(Dataset rows for apps and sites)
- - - -

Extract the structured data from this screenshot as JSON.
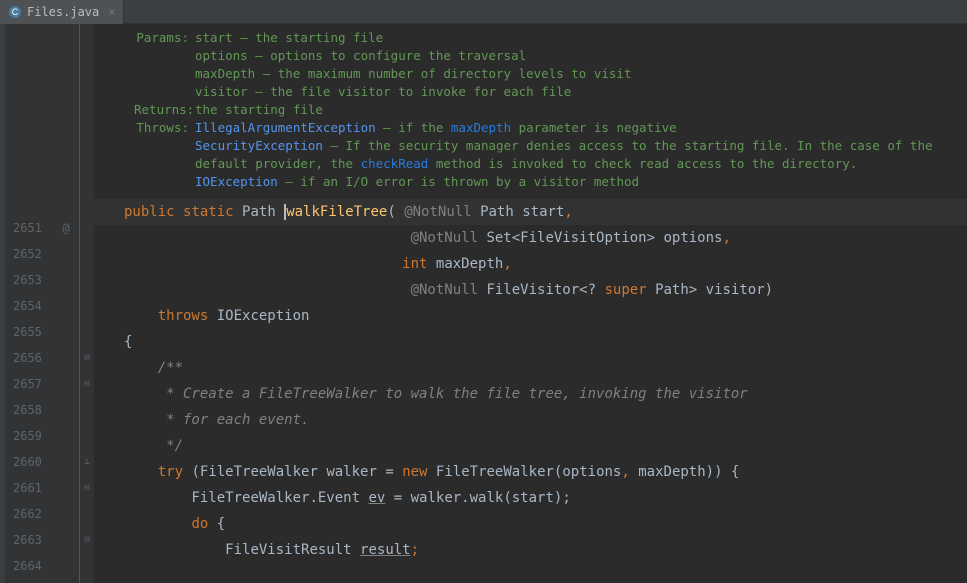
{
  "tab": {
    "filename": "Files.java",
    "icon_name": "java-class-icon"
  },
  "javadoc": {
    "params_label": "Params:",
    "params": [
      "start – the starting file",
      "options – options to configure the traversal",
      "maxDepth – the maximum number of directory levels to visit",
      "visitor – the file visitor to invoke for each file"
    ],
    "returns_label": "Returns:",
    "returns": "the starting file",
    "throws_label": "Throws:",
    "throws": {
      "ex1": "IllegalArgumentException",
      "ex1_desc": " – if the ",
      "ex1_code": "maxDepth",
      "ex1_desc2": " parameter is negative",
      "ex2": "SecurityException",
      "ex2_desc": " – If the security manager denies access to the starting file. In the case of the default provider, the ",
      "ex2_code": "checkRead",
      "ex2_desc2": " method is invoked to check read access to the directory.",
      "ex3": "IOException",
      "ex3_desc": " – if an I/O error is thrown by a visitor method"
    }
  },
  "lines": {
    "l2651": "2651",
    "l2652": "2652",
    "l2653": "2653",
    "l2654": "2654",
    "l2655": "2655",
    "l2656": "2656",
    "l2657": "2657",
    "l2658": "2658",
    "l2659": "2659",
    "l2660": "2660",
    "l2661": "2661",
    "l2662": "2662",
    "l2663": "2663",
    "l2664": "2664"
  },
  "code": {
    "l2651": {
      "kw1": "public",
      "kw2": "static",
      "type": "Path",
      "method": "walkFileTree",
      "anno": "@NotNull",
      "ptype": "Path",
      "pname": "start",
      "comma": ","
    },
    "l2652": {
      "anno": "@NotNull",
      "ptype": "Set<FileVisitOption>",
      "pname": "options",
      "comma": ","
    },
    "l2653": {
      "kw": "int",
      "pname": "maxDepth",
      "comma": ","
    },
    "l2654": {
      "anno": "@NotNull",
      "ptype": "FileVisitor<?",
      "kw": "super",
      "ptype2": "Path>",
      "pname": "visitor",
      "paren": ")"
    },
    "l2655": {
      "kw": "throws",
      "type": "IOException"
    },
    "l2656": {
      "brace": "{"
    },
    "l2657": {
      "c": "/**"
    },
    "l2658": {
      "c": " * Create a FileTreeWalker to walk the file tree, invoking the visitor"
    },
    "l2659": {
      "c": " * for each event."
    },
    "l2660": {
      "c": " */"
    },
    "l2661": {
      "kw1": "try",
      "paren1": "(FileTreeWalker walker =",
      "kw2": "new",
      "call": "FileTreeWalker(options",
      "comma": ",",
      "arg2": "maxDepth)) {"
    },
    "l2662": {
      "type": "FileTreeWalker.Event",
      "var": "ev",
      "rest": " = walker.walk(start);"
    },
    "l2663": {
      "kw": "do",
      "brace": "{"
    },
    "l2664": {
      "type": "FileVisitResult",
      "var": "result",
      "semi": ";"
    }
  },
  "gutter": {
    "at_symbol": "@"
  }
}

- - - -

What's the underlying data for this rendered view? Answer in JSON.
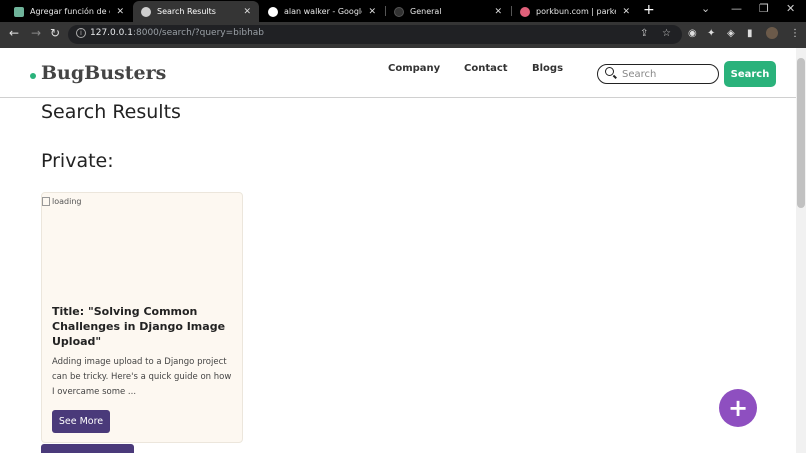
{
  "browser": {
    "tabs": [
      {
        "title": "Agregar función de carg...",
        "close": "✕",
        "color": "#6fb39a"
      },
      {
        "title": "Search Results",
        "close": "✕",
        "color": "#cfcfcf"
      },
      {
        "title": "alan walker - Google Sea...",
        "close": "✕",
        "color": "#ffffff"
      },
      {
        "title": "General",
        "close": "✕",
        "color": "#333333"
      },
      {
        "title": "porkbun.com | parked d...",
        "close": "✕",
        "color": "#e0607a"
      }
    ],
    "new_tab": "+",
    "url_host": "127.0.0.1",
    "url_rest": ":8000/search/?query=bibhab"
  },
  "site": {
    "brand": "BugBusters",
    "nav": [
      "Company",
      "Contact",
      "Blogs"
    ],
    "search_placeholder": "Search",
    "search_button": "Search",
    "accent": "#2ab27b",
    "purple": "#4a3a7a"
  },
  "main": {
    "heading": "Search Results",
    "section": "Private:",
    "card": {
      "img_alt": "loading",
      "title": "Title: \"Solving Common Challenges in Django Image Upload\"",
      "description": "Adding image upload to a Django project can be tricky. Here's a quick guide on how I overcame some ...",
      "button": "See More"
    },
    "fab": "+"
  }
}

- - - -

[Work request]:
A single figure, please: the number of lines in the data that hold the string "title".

[Output of the exercise]:
6